Purpose: For pelvic organ prolapse (POP) patients, voiding dysfunction is associated with the increasing severity of cystocele. After surgical correction of the prolapse, 89% patients had normalization of voiding dysfunction (Fitzgerald MP, 2000). Prolapse repair surgery plays an important role to resolve female lower urinary symptoms. Particularly, laparoscopic sacrocolpopexy (LSC) provides the outcomes of the gold standard abdominal approach while offering the benefits of minimally invasive surgery (Gabriel B, 2011). Since 2014, LSC became a new option for POP patients covered by public health insurance in Japan. The aim of this study is to clarify the postoperative anatomical change after LSC in Kameda Medical Center.

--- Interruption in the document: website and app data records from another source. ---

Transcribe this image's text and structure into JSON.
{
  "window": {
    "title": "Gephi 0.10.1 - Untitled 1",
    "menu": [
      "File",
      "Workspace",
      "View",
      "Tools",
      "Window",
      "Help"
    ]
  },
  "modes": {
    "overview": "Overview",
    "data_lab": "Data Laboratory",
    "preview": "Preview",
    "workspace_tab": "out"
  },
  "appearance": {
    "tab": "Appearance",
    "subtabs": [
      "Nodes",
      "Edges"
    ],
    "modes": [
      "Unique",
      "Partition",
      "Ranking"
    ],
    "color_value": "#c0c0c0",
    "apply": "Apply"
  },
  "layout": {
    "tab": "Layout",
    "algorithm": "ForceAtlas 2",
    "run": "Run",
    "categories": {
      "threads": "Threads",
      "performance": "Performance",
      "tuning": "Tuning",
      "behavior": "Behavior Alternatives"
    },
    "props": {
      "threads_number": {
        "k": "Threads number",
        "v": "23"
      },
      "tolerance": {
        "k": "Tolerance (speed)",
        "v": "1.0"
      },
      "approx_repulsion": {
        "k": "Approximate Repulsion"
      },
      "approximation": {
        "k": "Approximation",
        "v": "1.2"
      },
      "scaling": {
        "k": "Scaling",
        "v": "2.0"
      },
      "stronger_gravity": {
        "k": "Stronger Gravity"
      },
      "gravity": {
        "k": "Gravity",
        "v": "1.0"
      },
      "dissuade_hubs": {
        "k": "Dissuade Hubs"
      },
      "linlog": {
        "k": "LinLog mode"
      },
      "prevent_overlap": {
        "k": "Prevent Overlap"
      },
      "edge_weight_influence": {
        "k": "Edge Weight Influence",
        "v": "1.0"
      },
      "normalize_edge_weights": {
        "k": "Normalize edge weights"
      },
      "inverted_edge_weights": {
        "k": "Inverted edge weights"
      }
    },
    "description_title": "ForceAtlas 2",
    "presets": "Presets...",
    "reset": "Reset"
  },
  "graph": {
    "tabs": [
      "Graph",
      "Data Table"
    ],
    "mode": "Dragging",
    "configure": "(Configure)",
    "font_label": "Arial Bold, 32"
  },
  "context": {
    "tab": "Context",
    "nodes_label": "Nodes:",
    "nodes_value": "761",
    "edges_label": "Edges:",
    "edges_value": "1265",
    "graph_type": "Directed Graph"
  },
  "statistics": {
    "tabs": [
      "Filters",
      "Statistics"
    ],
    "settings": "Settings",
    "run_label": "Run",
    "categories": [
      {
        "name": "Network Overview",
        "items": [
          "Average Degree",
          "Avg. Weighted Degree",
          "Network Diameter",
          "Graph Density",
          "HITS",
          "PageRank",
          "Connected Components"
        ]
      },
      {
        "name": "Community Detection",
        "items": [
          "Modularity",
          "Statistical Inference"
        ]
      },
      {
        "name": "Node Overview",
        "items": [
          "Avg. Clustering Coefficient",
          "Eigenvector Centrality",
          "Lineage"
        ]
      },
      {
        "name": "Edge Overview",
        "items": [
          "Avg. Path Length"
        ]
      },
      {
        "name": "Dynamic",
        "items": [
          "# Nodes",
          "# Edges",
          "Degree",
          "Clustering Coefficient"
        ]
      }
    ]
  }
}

Materials and Methods: We did a retrospective medical chart review between April and December 2014 for patients who underwent LSC and being followed up for one year in our center. The anatomical change was assessed by using POP-Q. Recurrence rate and specific site were also investigated.
Results: A total of 146 patients, aged 65.1±7.8, with average BMI 23.4±2.8, were retrospectively enrolled. Average blood loss was 22.8±25.7ml with 238.5±45.3 minutes in operation time. For anatomical change assessed by POP-Q, Aa changed from 1.1±1.4 to −2.9±0.3; Ba changed from 2.5±2. to −2.9±0.4; C changed from 1.4±3 to −7.4±1.4;gh changed from 4.4±1.1 to 3.7±0.8; pb changed from 3.5±0.7 to 3.7±0.5; tvl changed from 8.1±1.1 to 8.6±1.2; Ap changed from 0±1.6 to −2.8±0.6; Bp changed from 0.6±2.4 to −2.7±0.7; D changed from −3.2±2.5 to −8.3±1.4. Aa, Ba, C, gh, tvl, Ap, Bp, and D of POP-Q showed significant differences between pre- and post-operation. 8 patients (5.5%) showed recurrence during first year after LSC. 2 patents were found to have recurrent anterior vaginal wall prolapse while 7 patients had recurrent posterior wall prolapse. However, using PFDI-20 to assess the feeling of a bulge for recurrent patients, no one felt a bulge in the vaginal area.
Conclusion: POP patients receiving LSC showed significant improvement in anatomical outcome. Rate of recurrence in first year after LSC was about 5%.